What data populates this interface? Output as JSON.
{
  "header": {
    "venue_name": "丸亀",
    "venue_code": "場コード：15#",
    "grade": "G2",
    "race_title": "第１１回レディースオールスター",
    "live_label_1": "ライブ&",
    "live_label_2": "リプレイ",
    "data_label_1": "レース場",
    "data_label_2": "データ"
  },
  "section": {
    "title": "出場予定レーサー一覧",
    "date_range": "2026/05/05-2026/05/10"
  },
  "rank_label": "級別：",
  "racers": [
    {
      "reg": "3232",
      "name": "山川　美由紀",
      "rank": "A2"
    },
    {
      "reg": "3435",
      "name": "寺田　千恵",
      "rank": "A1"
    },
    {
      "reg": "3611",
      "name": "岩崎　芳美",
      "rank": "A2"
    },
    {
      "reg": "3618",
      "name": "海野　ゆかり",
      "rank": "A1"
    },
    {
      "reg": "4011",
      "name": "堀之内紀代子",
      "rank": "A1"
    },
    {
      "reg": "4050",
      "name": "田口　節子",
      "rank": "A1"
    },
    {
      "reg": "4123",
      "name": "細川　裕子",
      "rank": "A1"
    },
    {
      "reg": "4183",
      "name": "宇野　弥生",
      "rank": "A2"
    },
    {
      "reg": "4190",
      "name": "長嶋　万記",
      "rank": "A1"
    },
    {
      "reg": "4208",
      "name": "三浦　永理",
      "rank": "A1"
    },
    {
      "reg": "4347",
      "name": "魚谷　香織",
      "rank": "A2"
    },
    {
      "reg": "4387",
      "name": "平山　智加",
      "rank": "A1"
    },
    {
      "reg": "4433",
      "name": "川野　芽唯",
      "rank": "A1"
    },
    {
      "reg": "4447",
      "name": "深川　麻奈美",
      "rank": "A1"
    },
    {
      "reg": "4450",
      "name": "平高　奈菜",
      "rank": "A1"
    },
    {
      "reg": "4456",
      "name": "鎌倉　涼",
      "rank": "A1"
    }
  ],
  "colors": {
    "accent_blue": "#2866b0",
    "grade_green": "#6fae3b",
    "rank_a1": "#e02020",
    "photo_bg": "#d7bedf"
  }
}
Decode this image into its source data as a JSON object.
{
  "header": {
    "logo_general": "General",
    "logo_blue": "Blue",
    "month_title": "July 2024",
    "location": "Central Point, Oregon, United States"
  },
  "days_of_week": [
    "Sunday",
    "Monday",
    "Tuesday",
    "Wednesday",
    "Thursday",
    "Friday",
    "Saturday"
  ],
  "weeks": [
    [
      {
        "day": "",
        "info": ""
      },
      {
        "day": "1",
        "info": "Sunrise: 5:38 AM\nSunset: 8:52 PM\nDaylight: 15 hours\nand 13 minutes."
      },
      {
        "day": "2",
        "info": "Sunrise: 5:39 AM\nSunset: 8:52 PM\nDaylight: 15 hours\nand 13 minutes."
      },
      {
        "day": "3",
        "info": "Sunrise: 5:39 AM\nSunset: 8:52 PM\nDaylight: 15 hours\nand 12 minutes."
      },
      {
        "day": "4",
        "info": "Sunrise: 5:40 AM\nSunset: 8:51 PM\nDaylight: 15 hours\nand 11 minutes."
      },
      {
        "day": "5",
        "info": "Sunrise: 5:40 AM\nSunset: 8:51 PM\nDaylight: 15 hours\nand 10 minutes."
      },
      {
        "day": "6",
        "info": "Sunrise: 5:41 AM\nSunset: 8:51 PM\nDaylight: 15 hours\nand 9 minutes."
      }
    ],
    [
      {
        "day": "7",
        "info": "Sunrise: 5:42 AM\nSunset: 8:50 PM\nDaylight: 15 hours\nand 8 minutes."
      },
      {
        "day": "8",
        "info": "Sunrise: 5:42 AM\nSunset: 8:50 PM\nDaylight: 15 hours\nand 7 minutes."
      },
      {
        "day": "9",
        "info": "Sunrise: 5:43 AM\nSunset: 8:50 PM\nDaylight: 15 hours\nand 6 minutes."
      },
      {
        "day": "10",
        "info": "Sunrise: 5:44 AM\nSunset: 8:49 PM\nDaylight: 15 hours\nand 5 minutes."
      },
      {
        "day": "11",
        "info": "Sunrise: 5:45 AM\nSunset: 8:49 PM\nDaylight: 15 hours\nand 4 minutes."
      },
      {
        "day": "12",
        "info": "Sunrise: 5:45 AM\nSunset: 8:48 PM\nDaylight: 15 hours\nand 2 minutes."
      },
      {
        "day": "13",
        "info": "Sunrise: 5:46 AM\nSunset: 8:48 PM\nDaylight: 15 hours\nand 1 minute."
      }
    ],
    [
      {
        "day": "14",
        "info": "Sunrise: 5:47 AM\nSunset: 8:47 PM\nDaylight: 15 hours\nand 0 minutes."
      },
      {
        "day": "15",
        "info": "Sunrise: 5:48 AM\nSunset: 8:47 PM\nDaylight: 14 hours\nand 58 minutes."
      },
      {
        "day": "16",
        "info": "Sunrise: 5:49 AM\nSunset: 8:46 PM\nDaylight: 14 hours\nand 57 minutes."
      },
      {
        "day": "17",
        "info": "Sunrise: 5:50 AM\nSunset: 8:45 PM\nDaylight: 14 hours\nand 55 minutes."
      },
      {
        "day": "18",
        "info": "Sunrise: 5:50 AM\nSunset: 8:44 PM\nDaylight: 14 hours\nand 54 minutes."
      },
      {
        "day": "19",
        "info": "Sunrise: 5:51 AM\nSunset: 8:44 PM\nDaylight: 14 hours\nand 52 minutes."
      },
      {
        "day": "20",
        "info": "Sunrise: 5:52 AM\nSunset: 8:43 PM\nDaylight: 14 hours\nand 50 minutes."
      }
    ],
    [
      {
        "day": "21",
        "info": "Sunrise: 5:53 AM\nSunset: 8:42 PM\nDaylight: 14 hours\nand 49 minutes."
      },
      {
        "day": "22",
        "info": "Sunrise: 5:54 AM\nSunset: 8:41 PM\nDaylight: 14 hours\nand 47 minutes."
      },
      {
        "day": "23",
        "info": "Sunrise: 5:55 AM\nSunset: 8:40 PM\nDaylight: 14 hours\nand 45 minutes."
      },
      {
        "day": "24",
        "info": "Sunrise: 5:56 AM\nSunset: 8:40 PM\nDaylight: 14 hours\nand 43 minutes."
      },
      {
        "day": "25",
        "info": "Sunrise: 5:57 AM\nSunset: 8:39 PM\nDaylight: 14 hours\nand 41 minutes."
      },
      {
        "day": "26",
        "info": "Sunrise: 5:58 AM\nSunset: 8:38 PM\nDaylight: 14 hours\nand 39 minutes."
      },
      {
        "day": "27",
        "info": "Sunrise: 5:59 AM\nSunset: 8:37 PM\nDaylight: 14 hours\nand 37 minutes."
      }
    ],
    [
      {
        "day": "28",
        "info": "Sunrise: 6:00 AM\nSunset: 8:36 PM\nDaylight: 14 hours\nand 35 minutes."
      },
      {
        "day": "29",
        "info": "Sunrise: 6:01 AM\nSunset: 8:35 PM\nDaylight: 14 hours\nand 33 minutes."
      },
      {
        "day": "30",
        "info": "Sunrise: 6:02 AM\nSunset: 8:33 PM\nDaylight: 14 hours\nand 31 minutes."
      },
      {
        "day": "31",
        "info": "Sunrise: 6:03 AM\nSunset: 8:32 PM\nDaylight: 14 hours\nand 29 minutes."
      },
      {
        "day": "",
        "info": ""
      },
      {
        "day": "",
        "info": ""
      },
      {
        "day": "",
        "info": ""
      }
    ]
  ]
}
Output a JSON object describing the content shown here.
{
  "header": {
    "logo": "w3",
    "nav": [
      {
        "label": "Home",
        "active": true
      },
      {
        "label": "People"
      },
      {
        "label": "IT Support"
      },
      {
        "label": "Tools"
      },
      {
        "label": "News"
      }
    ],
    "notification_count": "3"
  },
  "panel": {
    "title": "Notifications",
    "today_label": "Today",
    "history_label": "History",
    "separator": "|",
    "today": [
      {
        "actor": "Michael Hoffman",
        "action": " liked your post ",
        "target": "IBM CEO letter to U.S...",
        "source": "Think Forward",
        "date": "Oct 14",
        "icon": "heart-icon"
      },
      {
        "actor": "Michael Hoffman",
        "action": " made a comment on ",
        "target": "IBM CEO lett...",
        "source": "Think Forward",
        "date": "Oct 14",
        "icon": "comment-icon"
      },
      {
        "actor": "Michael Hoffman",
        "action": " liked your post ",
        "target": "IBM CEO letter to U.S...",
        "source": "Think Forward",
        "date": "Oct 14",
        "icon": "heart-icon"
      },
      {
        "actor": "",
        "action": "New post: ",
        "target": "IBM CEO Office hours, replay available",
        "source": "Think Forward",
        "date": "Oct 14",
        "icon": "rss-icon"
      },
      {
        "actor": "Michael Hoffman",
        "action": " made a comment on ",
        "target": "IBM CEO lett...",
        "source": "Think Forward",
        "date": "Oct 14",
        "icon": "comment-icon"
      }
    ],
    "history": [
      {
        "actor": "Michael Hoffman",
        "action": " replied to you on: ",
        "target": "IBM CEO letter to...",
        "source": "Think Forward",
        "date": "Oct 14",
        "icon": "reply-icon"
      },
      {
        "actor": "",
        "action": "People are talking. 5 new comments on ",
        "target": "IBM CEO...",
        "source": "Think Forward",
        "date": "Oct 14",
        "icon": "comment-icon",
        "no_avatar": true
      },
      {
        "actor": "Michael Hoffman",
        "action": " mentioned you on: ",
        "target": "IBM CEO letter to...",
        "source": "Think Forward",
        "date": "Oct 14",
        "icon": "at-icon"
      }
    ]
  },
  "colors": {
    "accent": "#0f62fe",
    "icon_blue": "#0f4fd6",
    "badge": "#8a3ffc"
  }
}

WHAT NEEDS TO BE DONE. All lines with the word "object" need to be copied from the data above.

FINISHED TASK.
Decode this image into its source data as a JSON object.
Output a JSON object describing the content shown here.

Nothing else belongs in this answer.